What's particularly regrettable about Arthur is the knock-on effect this wholesale watering-down has on Brand's co-stars. As the Manhattan tour guide Arthur loses his heart to, the spiky, idiosyncratic mumblecore heroine Greta Gerwig suffers more than most, fitted with a mainstream-movie makeover (haircut, spray tan, lipstick) that looks all kinds of wrong on her, and is typical of the misguided packaging at work here. Jennifer Garner is just too nice to play a rich bitch without depth, and utterly undeserving of the sequence that asks her to impersonate a cat while wearing a low-cut corset; and there's a truly weird appearance from Nick Nolte, who really does appear plastered (and plastinated), as Arthur's putative father-in-law. As for Helen Mirren - drafted in to add a little class, in what was John Gielgud's forthright butler role - this, more so than RED or The Tempest, proves a severe test of her Teflon reputation. I guess once you've got Caligula on your CV, nothing else is likely to get your honours revoked, but Mirren doesn't even get Gielgud's "humorous swearing" schtick to play with; she merely withers, in all the wrong ways.
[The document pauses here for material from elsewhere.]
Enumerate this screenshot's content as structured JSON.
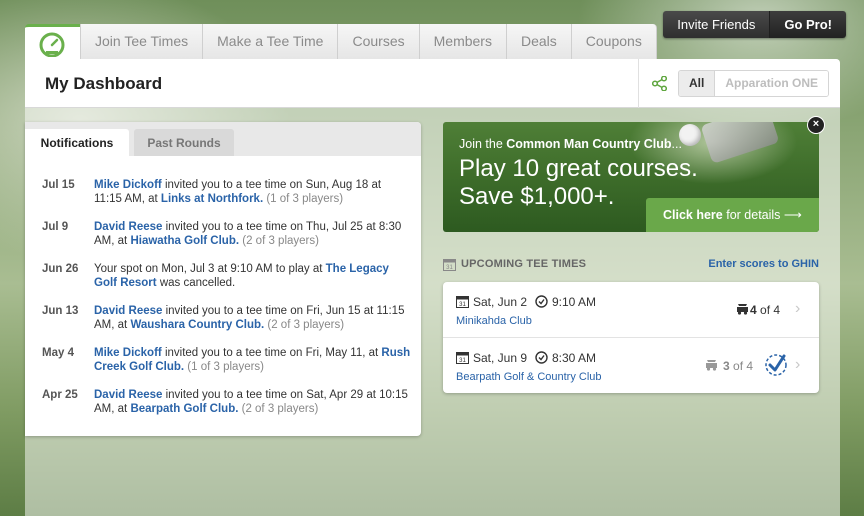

Given that the film is such a flagrant exercise in positioning - executive-produced by Brand and his agent Nik Linnen - it's almost a moot point as to whether it's funny or not. As it is, Arthur manages to be colossally unamusing, despite the presence of various funny people. Director Jason Winer, as responsible as anyone for making TV's Modern Family the triumph it has been, is but a mere pawn in Brand's power games, limited to the minor subversion of sneaking a billboard for his own small-screen series into the background of one set-up. The writer Peter Baynham, one of Sacha Baron Cohen's collaborators on Borat, keeps coming up with scenes you just can't believe a scribe of his calibre would care to write (perhaps he didn't): tooth-rotting romance, some witless farce with Garner stuck under a magnetic piano (?!), lots of last-reel moralising to send us away confident Arthur's drinking is A Bad Thing. (Frankly, even Peter, Baynham's sad-sack persona from Lee and Herring's Fist of Fun, wouldn't stoop to rescue such ropey shit from a Balham garage's bargain bin.)
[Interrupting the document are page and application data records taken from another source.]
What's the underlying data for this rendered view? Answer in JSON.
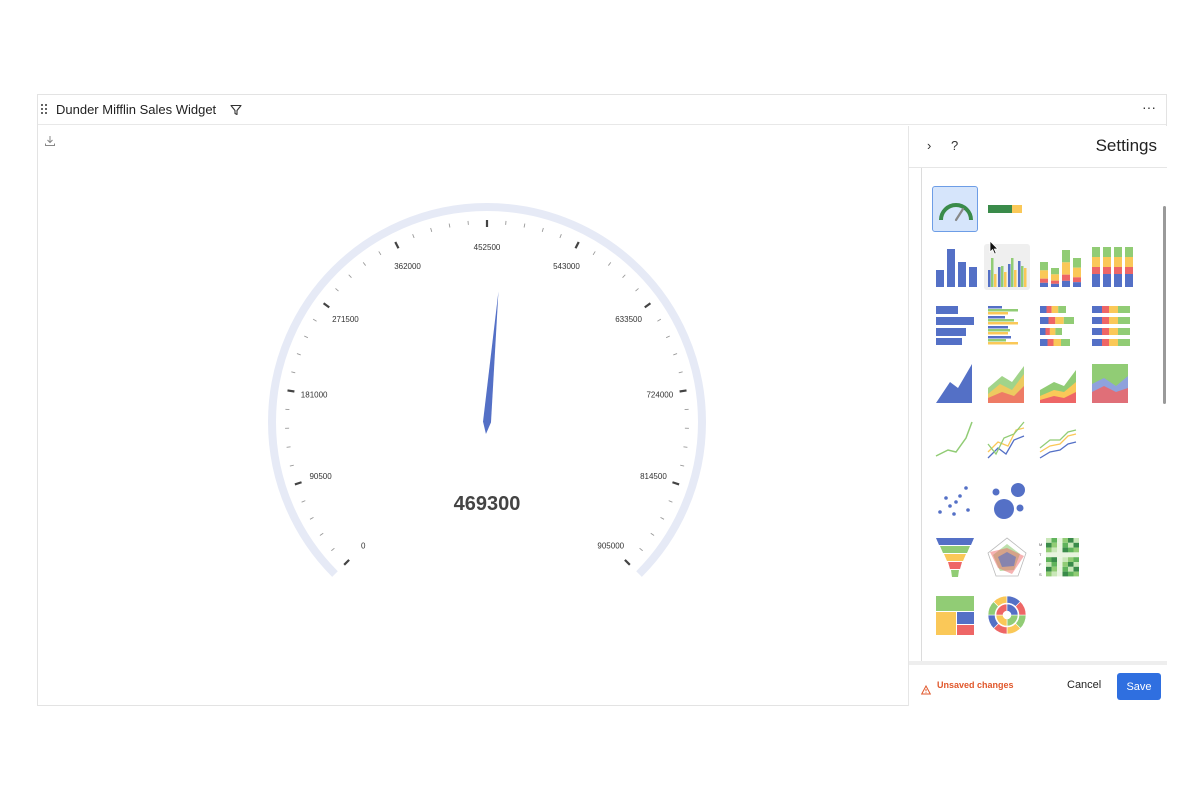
{
  "header": {
    "title": "Dunder Mifflin Sales Widget"
  },
  "gauge": {
    "value": 469300,
    "value_label": "469300",
    "min": 0,
    "max": 905000,
    "tick_labels": [
      "0",
      "90500",
      "181000",
      "271500",
      "362000",
      "452500",
      "543000",
      "633500",
      "724000",
      "814500",
      "905000"
    ],
    "colors": {
      "track": "#e6eaf6",
      "needle": "#5470c6",
      "tick": "#444444"
    }
  },
  "settings": {
    "title": "Settings",
    "collapse_icon": "chevron-right-icon",
    "help_label": "?",
    "chart_types": [
      "gauge",
      "progress-bar",
      "column",
      "grouped-column",
      "stacked-column",
      "stacked-column-100",
      "bar",
      "grouped-bar",
      "stacked-bar",
      "stacked-bar-100",
      "area",
      "overlapping-area",
      "stacked-area",
      "stacked-area-100",
      "line",
      "multi-line",
      "stacked-line",
      "scatter",
      "bubble",
      "funnel",
      "radar",
      "heatmap",
      "treemap",
      "sunburst"
    ],
    "selected_chart_type": "gauge"
  },
  "footer": {
    "unsaved_label": "Unsaved changes",
    "cancel_label": "Cancel",
    "save_label": "Save"
  },
  "colors": {
    "accent": "#2f6fe0",
    "warning": "#e0572b",
    "blue": "#5470c6",
    "green": "#91cc75",
    "yellow": "#fac858",
    "red": "#ee6666",
    "darkgreen": "#3a8b4a"
  }
}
Thus it is that the whole enterprise pursues a lazy, notionally feelgood vibe - nothing out of the ordinary, nothing to alarm the horses, or offend Andrew Sachs - that necessitates the taking of a full two hours to get Arthur into rehab. (Yes, rehab: Brand's personality is such that it even feels obliged to stamp itself over his character's happy ending.) Like most comedies that cleave this close to cold, hard cash, the film has no heart or soul, but it also has no atmosphere to speak of - you end up not wanting to laugh, because you cannot be sure there'll be any more air coming along to replenish your lungs - and no brain from the word go: only the dimmest Warner Bros. executive could have been persuaded this is the right time to try and get audiences to cheer for a billionaire who ends up getting exactly what he wants from life - no matter that he's being played by the hip young Russell Brand.
Arthur opens nationwide tomorrow.